====== Material supplied

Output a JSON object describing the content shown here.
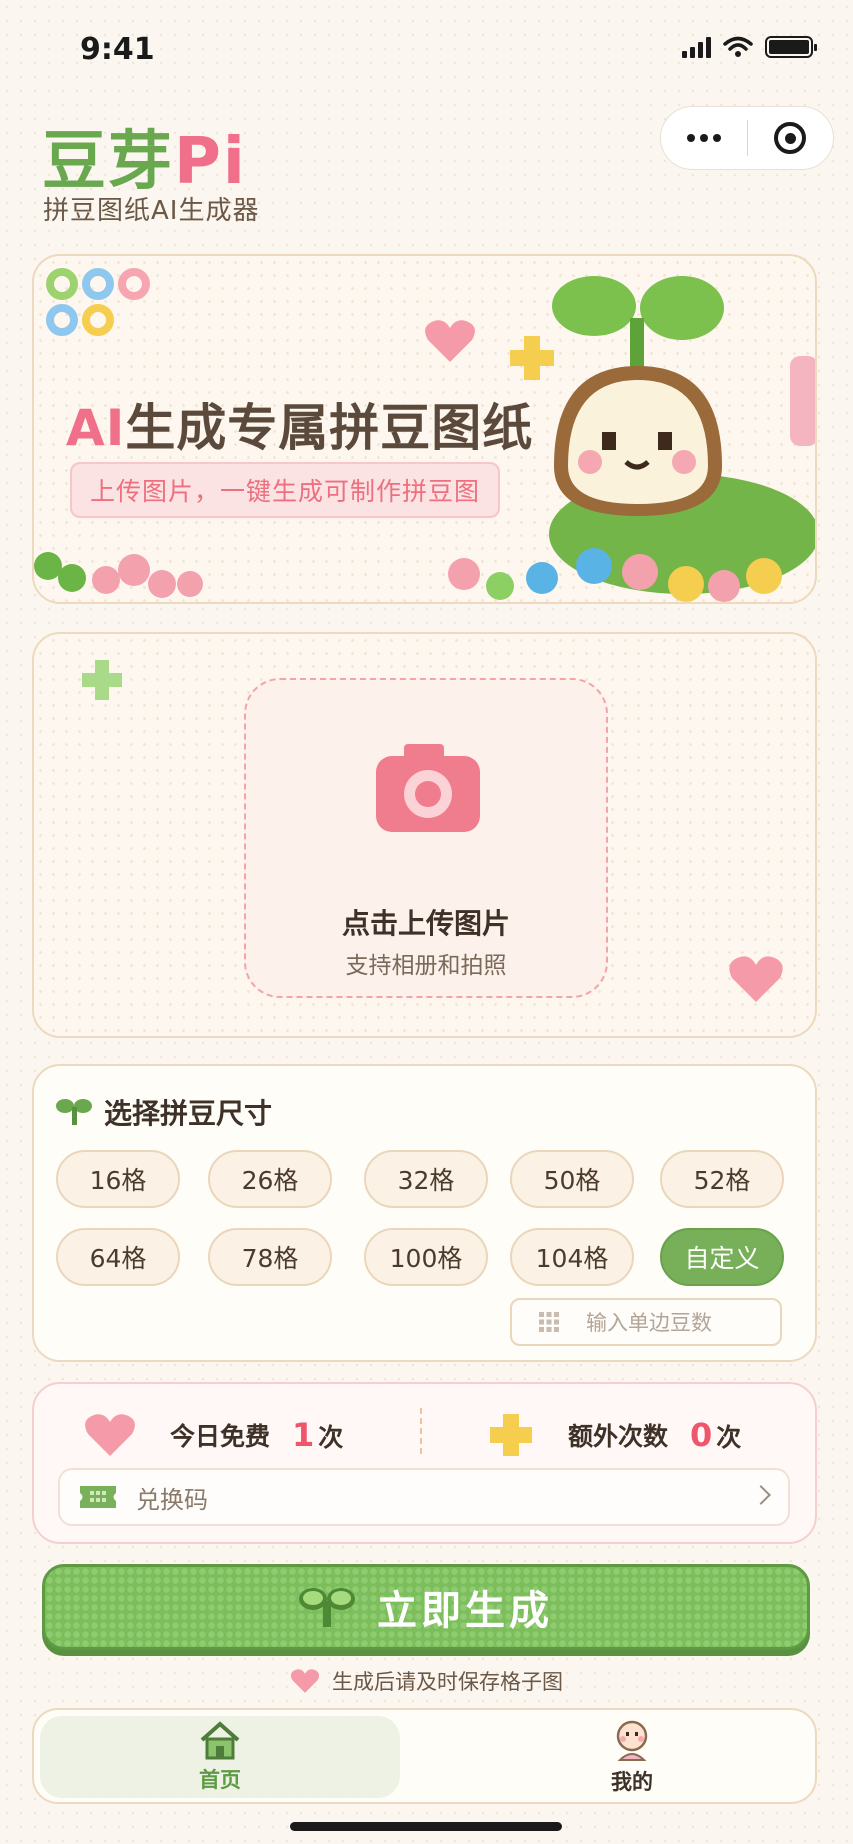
{
  "status_bar": {
    "time": "9:41"
  },
  "header": {
    "logo_part1": "豆芽",
    "logo_part2": "Pi",
    "subtitle": "拼豆图纸AI生成器"
  },
  "banner": {
    "title_ai": "AI",
    "title_rest": "生成专属拼豆图纸",
    "pill": "上传图片，一键生成可制作拼豆图"
  },
  "upload": {
    "title": "点击上传图片",
    "subtitle": "支持相册和拍照"
  },
  "size_selector": {
    "heading": "选择拼豆尺寸",
    "options": [
      "16格",
      "26格",
      "32格",
      "50格",
      "52格",
      "64格",
      "78格",
      "100格",
      "104格",
      "自定义"
    ],
    "selected": "自定义",
    "custom_placeholder": "输入单边豆数"
  },
  "quota": {
    "free_label": "今日免费",
    "free_count": "1",
    "free_unit": "次",
    "extra_label": "额外次数",
    "extra_count": "0",
    "extra_unit": "次",
    "redeem_label": "兑换码"
  },
  "generate_button": {
    "label": "立即生成"
  },
  "tip": "生成后请及时保存格子图",
  "tabbar": {
    "items": [
      {
        "label": "首页",
        "icon": "home-icon",
        "active": true
      },
      {
        "label": "我的",
        "icon": "profile-icon",
        "active": false
      }
    ]
  },
  "colors": {
    "brand_green": "#6aa84f",
    "brand_pink": "#f06f8a",
    "count_red": "#f0566b",
    "background": "#fbf7f0"
  }
}
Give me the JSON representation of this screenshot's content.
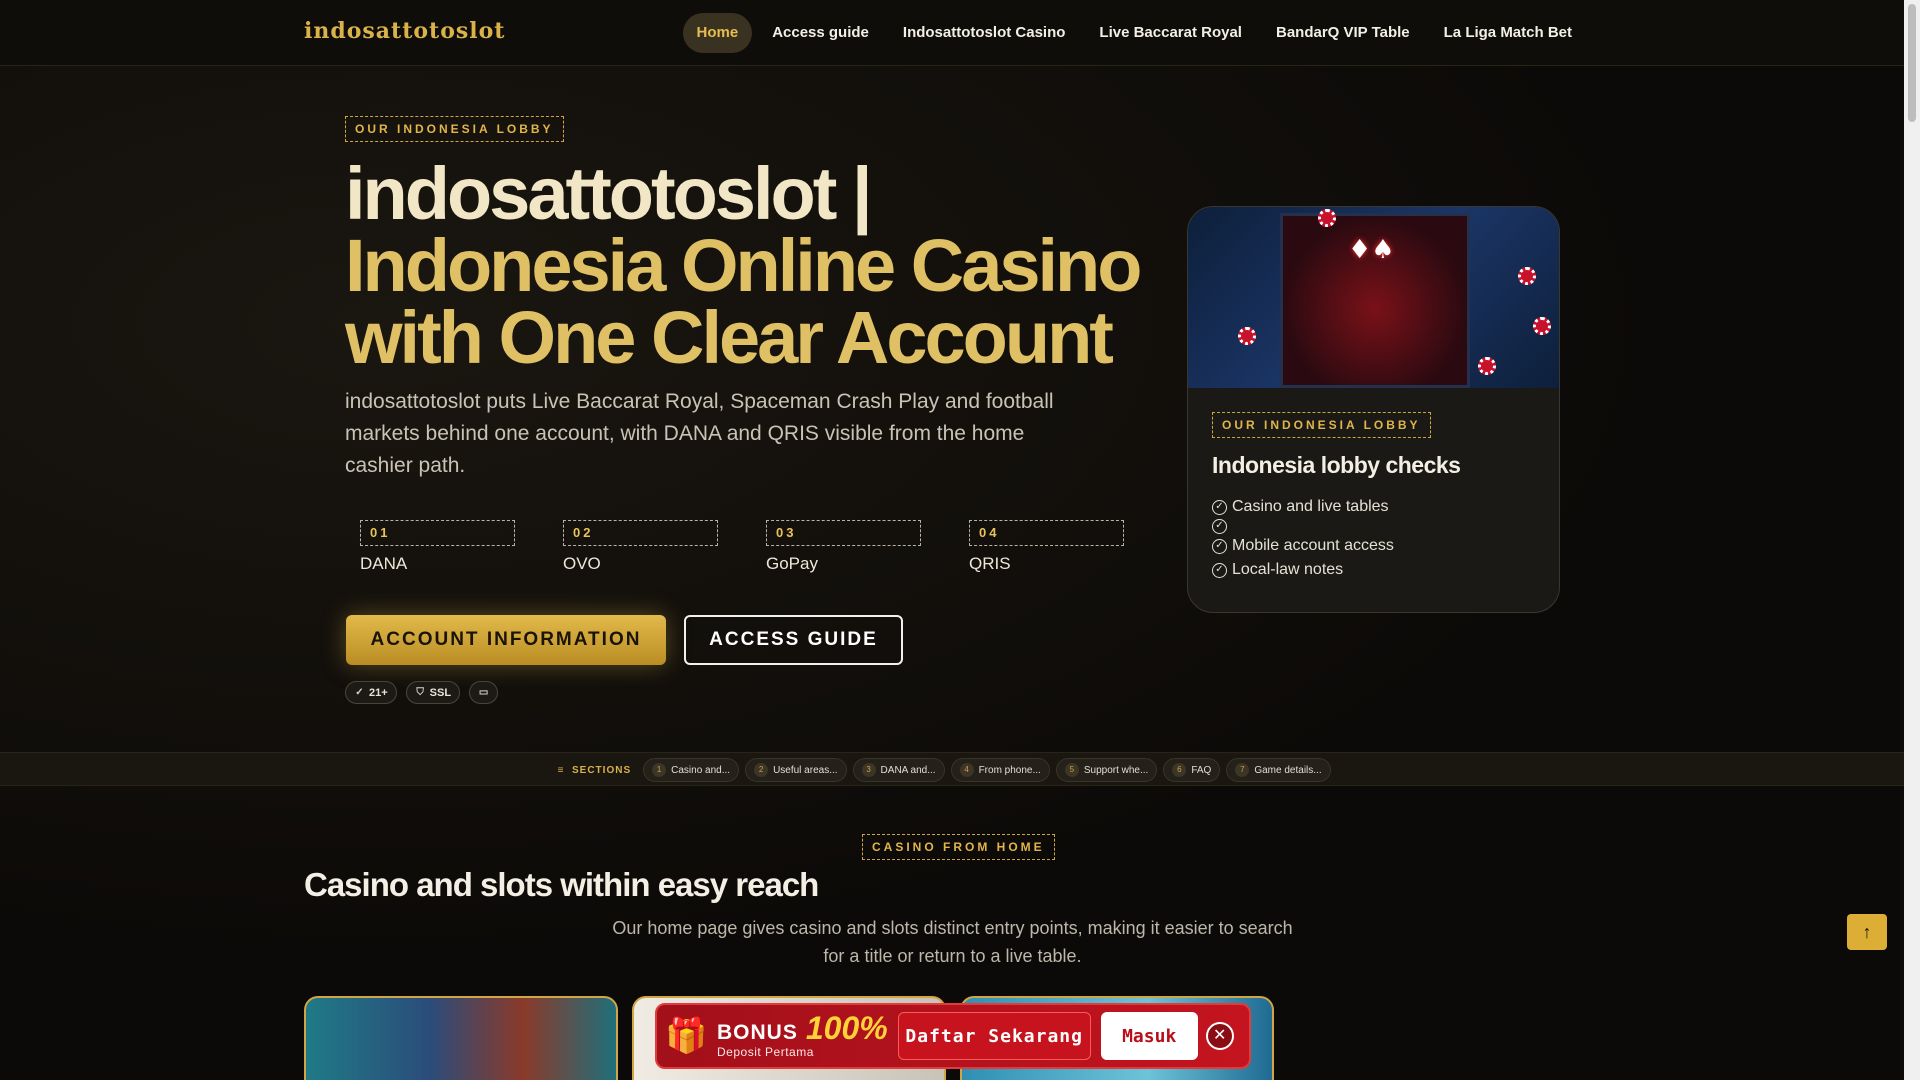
{
  "nav": {
    "logo": "indosattotoslot",
    "items": [
      {
        "label": "Home",
        "active": true
      },
      {
        "label": "Access guide"
      },
      {
        "label": "Indosattotoslot Casino"
      },
      {
        "label": "Live Baccarat Royal"
      },
      {
        "label": "BandarQ VIP Table"
      },
      {
        "label": "La Liga Match Bet"
      }
    ]
  },
  "hero": {
    "tag": "OUR INDONESIA LOBBY",
    "title_line1": "indosattotoslot |",
    "title_line2": "Indonesia Online Casino",
    "title_line3": "with One Clear Account",
    "lead": "indosattotoslot puts Live Baccarat Royal, Spaceman Crash Play and football markets behind one account, with DANA and QRIS visible from the home cashier path.",
    "payments": [
      {
        "num": "01",
        "name": "DANA"
      },
      {
        "num": "02",
        "name": "OVO"
      },
      {
        "num": "03",
        "name": "GoPay"
      },
      {
        "num": "04",
        "name": "QRIS"
      }
    ],
    "primary_button": "ACCOUNT INFORMATION",
    "secondary_button": "ACCESS GUIDE",
    "badges": {
      "age": "21+",
      "ssl": "SSL"
    }
  },
  "lobby_card": {
    "tag": "OUR INDONESIA LOBBY",
    "title": "Indonesia lobby checks",
    "checks": [
      "Casino and live tables",
      "",
      "Mobile account access",
      "Local-law notes"
    ]
  },
  "sections": {
    "label": "SECTIONS",
    "items": [
      {
        "n": "1",
        "label": "Casino and..."
      },
      {
        "n": "2",
        "label": "Useful areas..."
      },
      {
        "n": "3",
        "label": "DANA and..."
      },
      {
        "n": "4",
        "label": "From phone..."
      },
      {
        "n": "5",
        "label": "Support whe..."
      },
      {
        "n": "6",
        "label": "FAQ"
      },
      {
        "n": "7",
        "label": "Game details..."
      }
    ]
  },
  "casino": {
    "tag": "CASINO FROM HOME",
    "title": "Casino and slots within easy reach",
    "subtitle": "Our home page gives casino and slots distinct entry points, making it easier to search for a title or return to a live table."
  },
  "bonus": {
    "label": "BONUS",
    "percent": "100%",
    "sub": "Deposit Pertama",
    "register": "Daftar Sekarang",
    "login": "Masuk"
  },
  "colors": {
    "accent": "#e2b94a",
    "bonus_red": "#c4141f"
  }
}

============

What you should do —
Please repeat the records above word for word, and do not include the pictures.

Task result —
Output a JSON object describing the content shown here.
{
  "status_bar": {
    "time": "9:41"
  },
  "header": {
    "logo_part1": "豆芽",
    "logo_part2": "Pi",
    "subtitle": "拼豆图纸AI生成器"
  },
  "banner": {
    "title_ai": "AI",
    "title_rest": "生成专属拼豆图纸",
    "pill": "上传图片，一键生成可制作拼豆图"
  },
  "upload": {
    "title": "点击上传图片",
    "subtitle": "支持相册和拍照"
  },
  "size_selector": {
    "heading": "选择拼豆尺寸",
    "options": [
      "16格",
      "26格",
      "32格",
      "50格",
      "52格",
      "64格",
      "78格",
      "100格",
      "104格",
      "自定义"
    ],
    "selected": "自定义",
    "custom_placeholder": "输入单边豆数"
  },
  "quota": {
    "free_label": "今日免费",
    "free_count": "1",
    "free_unit": "次",
    "extra_label": "额外次数",
    "extra_count": "0",
    "extra_unit": "次",
    "redeem_label": "兑换码"
  },
  "generate_button": {
    "label": "立即生成"
  },
  "tip": "生成后请及时保存格子图",
  "tabbar": {
    "items": [
      {
        "label": "首页",
        "icon": "home-icon",
        "active": true
      },
      {
        "label": "我的",
        "icon": "profile-icon",
        "active": false
      }
    ]
  },
  "colors": {
    "brand_green": "#6aa84f",
    "brand_pink": "#f06f8a",
    "count_red": "#f0566b",
    "background": "#fbf7f0"
  }
}
Give me the JSON representation of this screenshot's content.
{
  "nav": {
    "logo": "indosattotoslot",
    "items": [
      {
        "label": "Home",
        "active": true
      },
      {
        "label": "Access guide"
      },
      {
        "label": "Indosattotoslot Casino"
      },
      {
        "label": "Live Baccarat Royal"
      },
      {
        "label": "BandarQ VIP Table"
      },
      {
        "label": "La Liga Match Bet"
      }
    ]
  },
  "hero": {
    "tag": "OUR INDONESIA LOBBY",
    "title_line1": "indosattotoslot |",
    "title_line2": "Indonesia Online Casino",
    "title_line3": "with One Clear Account",
    "lead": "indosattotoslot puts Live Baccarat Royal, Spaceman Crash Play and football markets behind one account, with DANA and QRIS visible from the home cashier path.",
    "payments": [
      {
        "num": "01",
        "name": "DANA"
      },
      {
        "num": "02",
        "name": "OVO"
      },
      {
        "num": "03",
        "name": "GoPay"
      },
      {
        "num": "04",
        "name": "QRIS"
      }
    ],
    "primary_button": "ACCOUNT INFORMATION",
    "secondary_button": "ACCESS GUIDE",
    "badges": {
      "age": "21+",
      "ssl": "SSL"
    }
  },
  "lobby_card": {
    "tag": "OUR INDONESIA LOBBY",
    "title": "Indonesia lobby checks",
    "checks": [
      "Casino and live tables",
      "",
      "Mobile account access",
      "Local-law notes"
    ]
  },
  "sections": {
    "label": "SECTIONS",
    "items": [
      {
        "n": "1",
        "label": "Casino and..."
      },
      {
        "n": "2",
        "label": "Useful areas..."
      },
      {
        "n": "3",
        "label": "DANA and..."
      },
      {
        "n": "4",
        "label": "From phone..."
      },
      {
        "n": "5",
        "label": "Support whe..."
      },
      {
        "n": "6",
        "label": "FAQ"
      },
      {
        "n": "7",
        "label": "Game details..."
      }
    ]
  },
  "casino": {
    "tag": "CASINO FROM HOME",
    "title": "Casino and slots within easy reach",
    "subtitle": "Our home page gives casino and slots distinct entry points, making it easier to search for a title or return to a live table."
  },
  "bonus": {
    "label": "BONUS",
    "percent": "100%",
    "sub": "Deposit Pertama",
    "register": "Daftar Sekarang",
    "login": "Masuk"
  },
  "colors": {
    "accent": "#e2b94a",
    "bonus_red": "#c4141f"
  }
}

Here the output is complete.